USA — As we enter the 2013 fire season, those concerned with the state of the U.S. federal air tanker program might wish to read an article in Aviation Week & Space Technology (Feb. 4, 2013) on the state of the air tanker industry. Titled Air Tanker Angst, the authors warn, The U.S. will be facing yet another fire season with a dwindling number of aging air tankers.
What seems to some to be unfocused (some might even say chaotic) management at USFS Fire & Aviation appears to others to be a tightly focused obsession to award Lockheed-Martin a $2-3 billion contract for a C130J fleet at all costs, without a civilian MAFFS/RADS Retardant Delivery System even being available to support that fleet.
While that may prove to be a worthwhile and affordable goal at some point down the road, the commercial aerial wildfire suppression industry stands ready today to upgrade and supplement the current and proposed VLAT, LAT, scooper, SEAT and Next-Gen fleets to protect lives and property in the interim. If given reasonable, logical, user-friendly RFPs, and timely contract awards by USFS, instead of fiddling while Rome (Georgia?) burns.
The Department of Defense (DOD) has rejected the Smokey Buys em, Air Force Flies em kite (DoD MAFFS-C130J Feb 2011). And the RAND Corporation, in its $800,000 study commissioned by USFS (RAND final 2012), suggested an entirely different fleet mix from what USFS wanted; their recommendations have apparently been dismissed out of hand. Because Smokey wont make timely decisions, aerial firefighters are in limbo. One instance of bureaucratic paralysis: after FAA approval and IAB carding, the Evergreen B747 VLAT was not called out once by USFS during a two-year CWN agreement. It was used by Israel, Mexico and Cal Fire, but not by USFS, even when (reportedly) requested by incident commanders and lead planes. And now, while fire & aviation ponders one more half-million-dollar study, we enter the 2013 fire season with no national LAT/VLAT/scooper contracts in place.
For this season and beyond, we need to face the issues, resolve to change and enact a few key decisions.
Call When Needed: The whole issue of CWN agreements for multimillion dollar operations needs to be revisited. How can any reasonable person expect a contractor to maintain safety, effectiveness and efficiency with a first-response team without at least covering basic upfront costs, plus a reasonable retainer?
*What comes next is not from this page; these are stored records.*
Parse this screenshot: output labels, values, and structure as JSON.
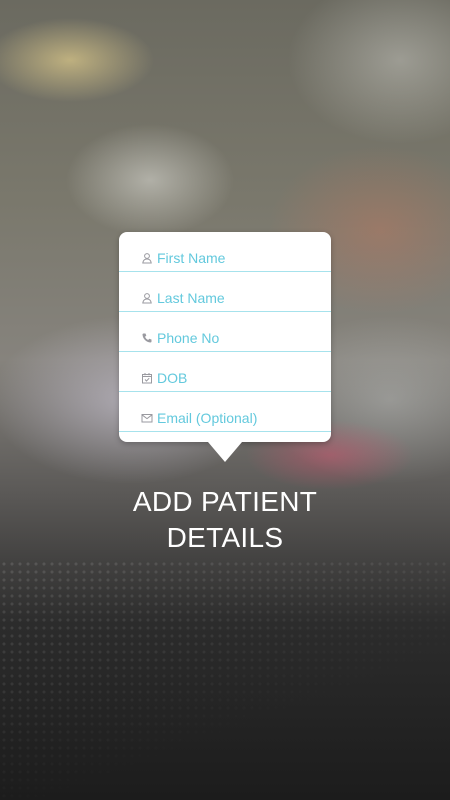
{
  "form": {
    "fields": [
      {
        "label": "First Name",
        "icon": "person-icon"
      },
      {
        "label": "Last Name",
        "icon": "person-icon"
      },
      {
        "label": "Phone No",
        "icon": "phone-icon"
      },
      {
        "label": "DOB",
        "icon": "calendar-icon"
      },
      {
        "label": "Email (Optional)",
        "icon": "mail-icon"
      }
    ]
  },
  "headline": {
    "line1": "ADD PATIENT",
    "line2": "DETAILS"
  },
  "colors": {
    "accent": "#63c9dd",
    "divider": "#a6e2ec",
    "icon": "#9a9aa0",
    "text": "#ffffff"
  }
}
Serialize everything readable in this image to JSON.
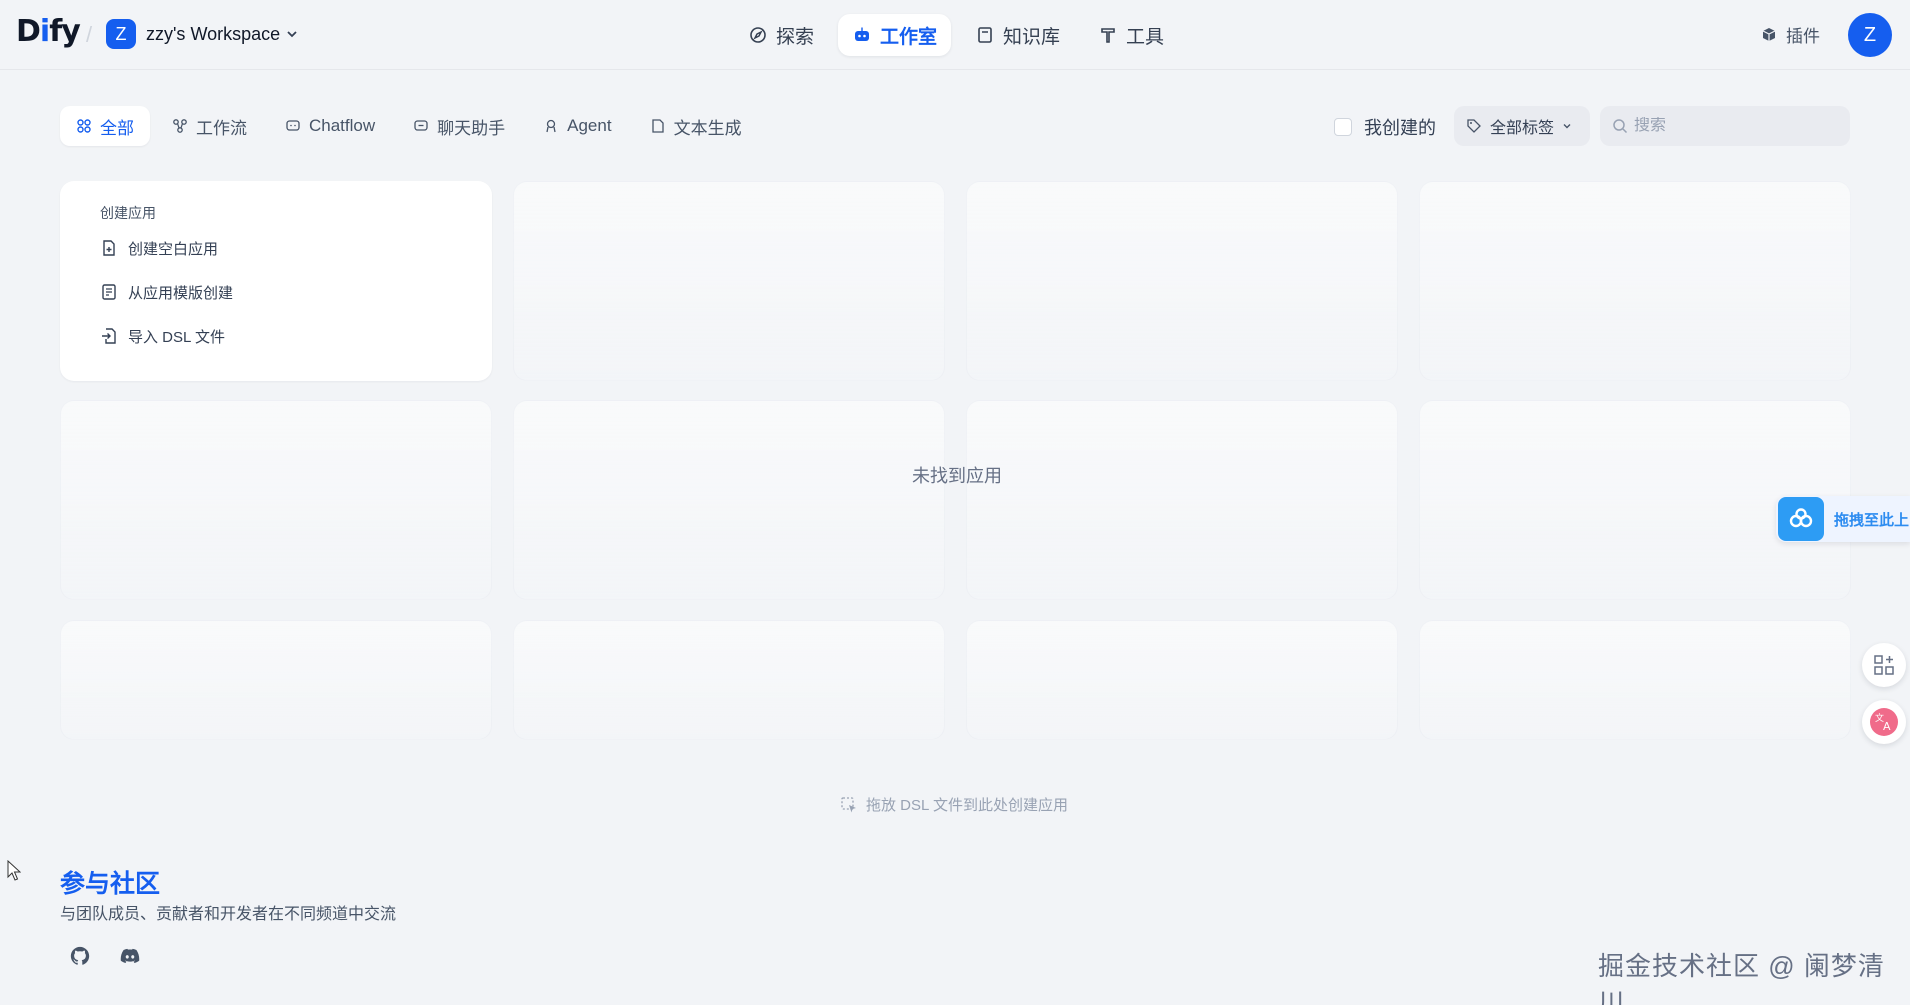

Seal Team 6 on CWN? There is no free lunch.
Sequestration & Budgets: Granted, sequestration and other budgetary restrictions arent making things any easier, but a proactive plan in face of budget constraints is what we require of our fire and fire aviation leadership as well as concerned politicians. And they have yet to address a core finding of the Blue Ribbon Panel back in 2002: Possibly the single largest challenge now facing leaders of these federal agencies is to foster cooperation and collaboration among working level staffs, contractors and states to raise the standards of aerial wildland firefighting in the United States.
The Air Tanker Crossroads: The air tanker industry is at a crossroads, moving from military and airline surplus piston-engine aircraft costing around $100,000 each to relatively new turbine aircraft costing anywhere from $10 million-100 million each. Contractors need solid, reasonable, negotiated guidelines and long-range (10 years or greater) contracts from USFS so they can extrapolate their business plans and financing to service the wildfire needs of the country in a new era.
Indecision or Mis-Decision? For whatever reason, top management at USFS seems totally focused on promoting a fleet of new Lockheed- Martin C130J aircraft, delaying or blocking exclusive-use contracts on alternatives that dont precisely meet the 300 knots, 3,000 gallons, turbine powered, period mantra (the Beriev Be-200 carries 63 gallons too little, the DC-10 too much). This leaves contractors and their employees, the needs of aerial firefighters and the public they serve twisting in the wind.
Perhaps they are following the dictum of that sage air tanker pilot, Walter P. Johnson: The key to flexibility is indecision.